■ Data to use ■

#####

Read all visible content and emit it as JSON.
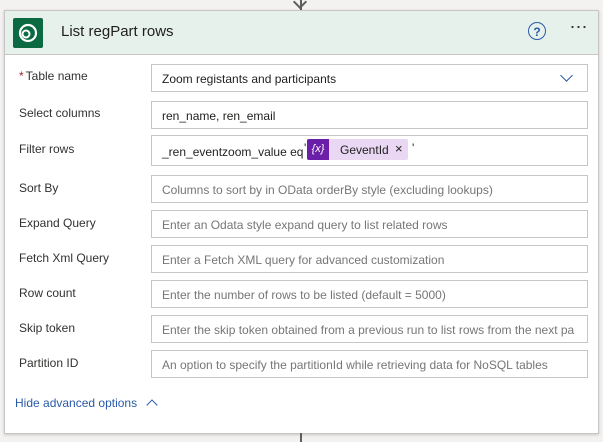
{
  "card": {
    "title": "List regPart rows",
    "help_icon": "question-circle-icon",
    "more_icon": "ellipsis-icon",
    "accent": "#0b6a41",
    "header_bg": "#e6f1eb"
  },
  "fields": {
    "table_name": {
      "label": "Table name",
      "required_mark": "*",
      "value": "Zoom registants and participants"
    },
    "select_columns": {
      "label": "Select columns",
      "value": "ren_name, ren_email"
    },
    "filter_rows": {
      "label": "Filter rows",
      "value_prefix": "_ren_eventzoom_value eq",
      "quote": "'",
      "token_icon": "{x}",
      "token_label": "GeventId",
      "token_remove": "×"
    },
    "sort_by": {
      "label": "Sort By",
      "placeholder": "Columns to sort by in OData orderBy style (excluding lookups)"
    },
    "expand_query": {
      "label": "Expand Query",
      "placeholder": "Enter an Odata style expand query to list related rows"
    },
    "fetch_xml": {
      "label": "Fetch Xml Query",
      "placeholder": "Enter a Fetch XML query for advanced customization"
    },
    "row_count": {
      "label": "Row count",
      "placeholder": "Enter the number of rows to be listed (default = 5000)"
    },
    "skip_token": {
      "label": "Skip token",
      "placeholder": "Enter the skip token obtained from a previous run to list rows from the next pa"
    },
    "partition_id": {
      "label": "Partition ID",
      "placeholder": "An option to specify the partitionId while retrieving data for NoSQL tables"
    }
  },
  "advanced_options": {
    "label": "Hide advanced options"
  }
}
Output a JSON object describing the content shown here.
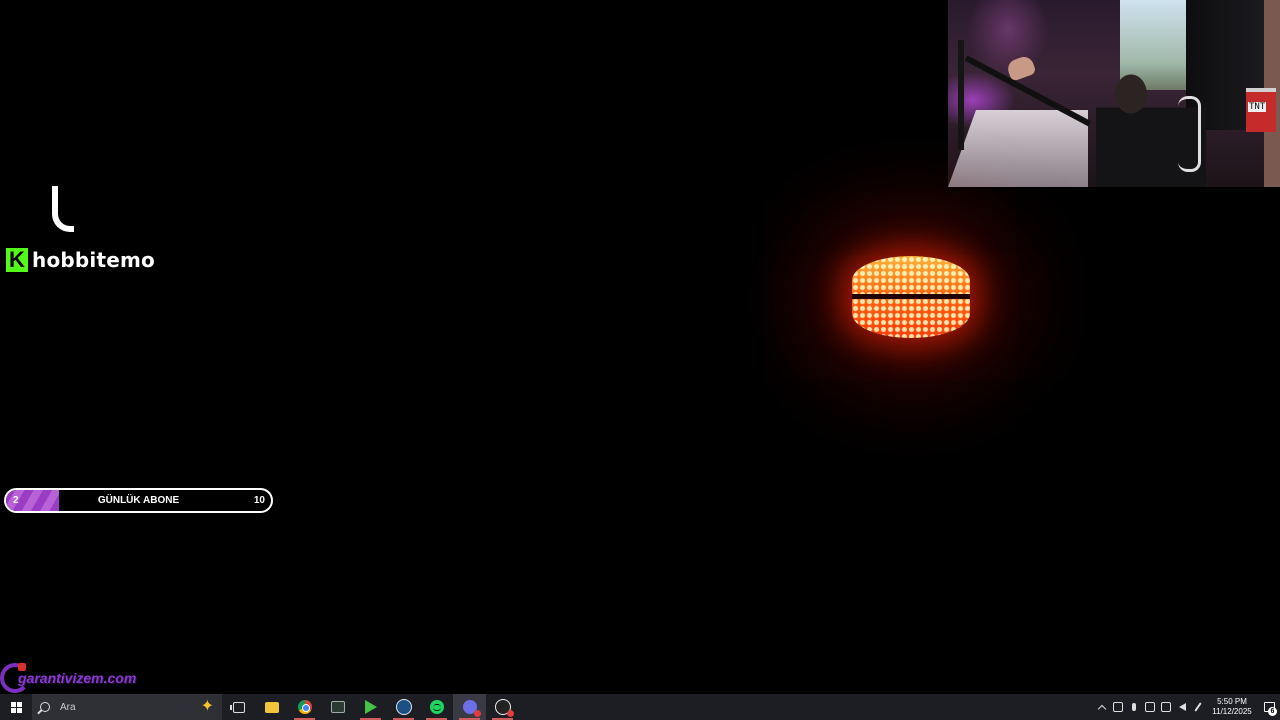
{
  "overlay": {
    "streamer_name": "hobbitemo",
    "kick_logo_letter": "K",
    "watermark_text": "garantivizem.com"
  },
  "goal": {
    "current": "2",
    "label": "GÜNLÜK ABONE",
    "target": "10",
    "progress_fraction": 0.2
  },
  "webcam": {
    "sign_text": "TNT"
  },
  "taskbar": {
    "search_placeholder": "Ara",
    "apps": [
      {
        "name": "task-view",
        "icon": "task-view-icon"
      },
      {
        "name": "file-explorer",
        "icon": "folder-icon"
      },
      {
        "name": "chrome",
        "icon": "chrome-icon"
      },
      {
        "name": "xbox-excel-app",
        "icon": "app-icon"
      },
      {
        "name": "play-app",
        "icon": "play-icon"
      },
      {
        "name": "steam",
        "icon": "steam-icon"
      },
      {
        "name": "spotify",
        "icon": "spotify-icon"
      },
      {
        "name": "discord",
        "icon": "discord-icon"
      },
      {
        "name": "obs",
        "icon": "obs-icon"
      }
    ],
    "time": "5:50 PM",
    "date": "11/12/2025",
    "notification_count": "6"
  },
  "colors": {
    "kick_green": "#53fc18",
    "goal_purple": "#9b3dc4",
    "taskbar_bg": "#1d1d24"
  }
}
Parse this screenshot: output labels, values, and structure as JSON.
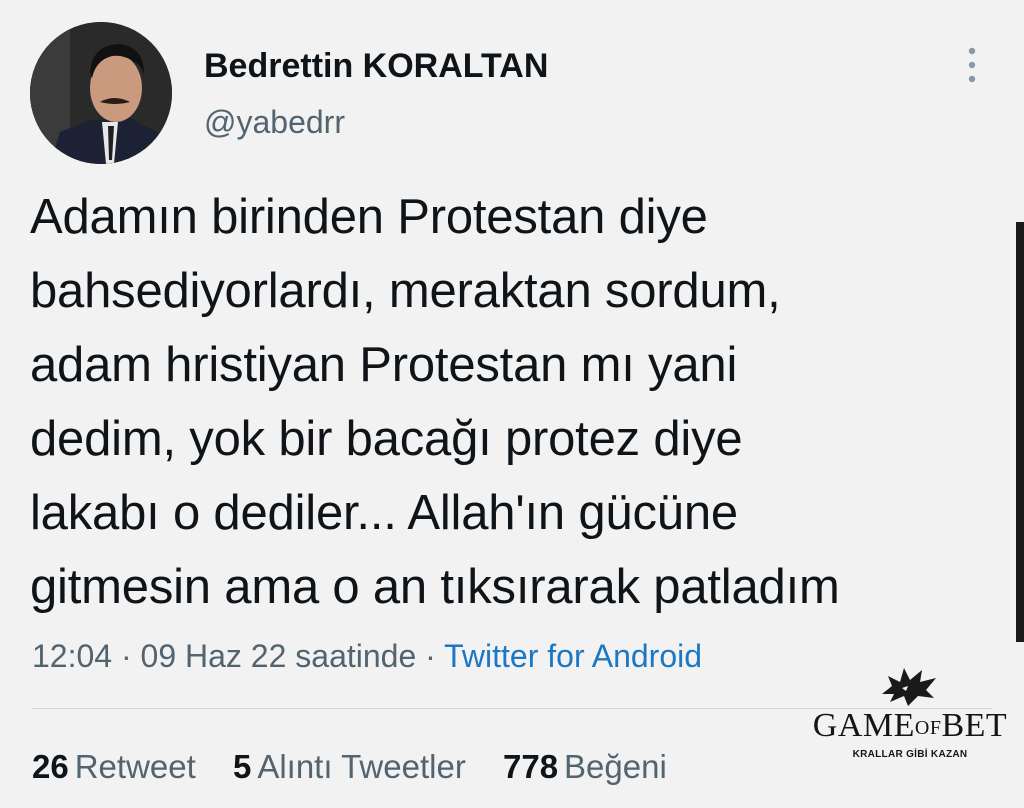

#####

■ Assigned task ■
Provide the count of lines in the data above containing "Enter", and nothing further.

■ Task answer ■
4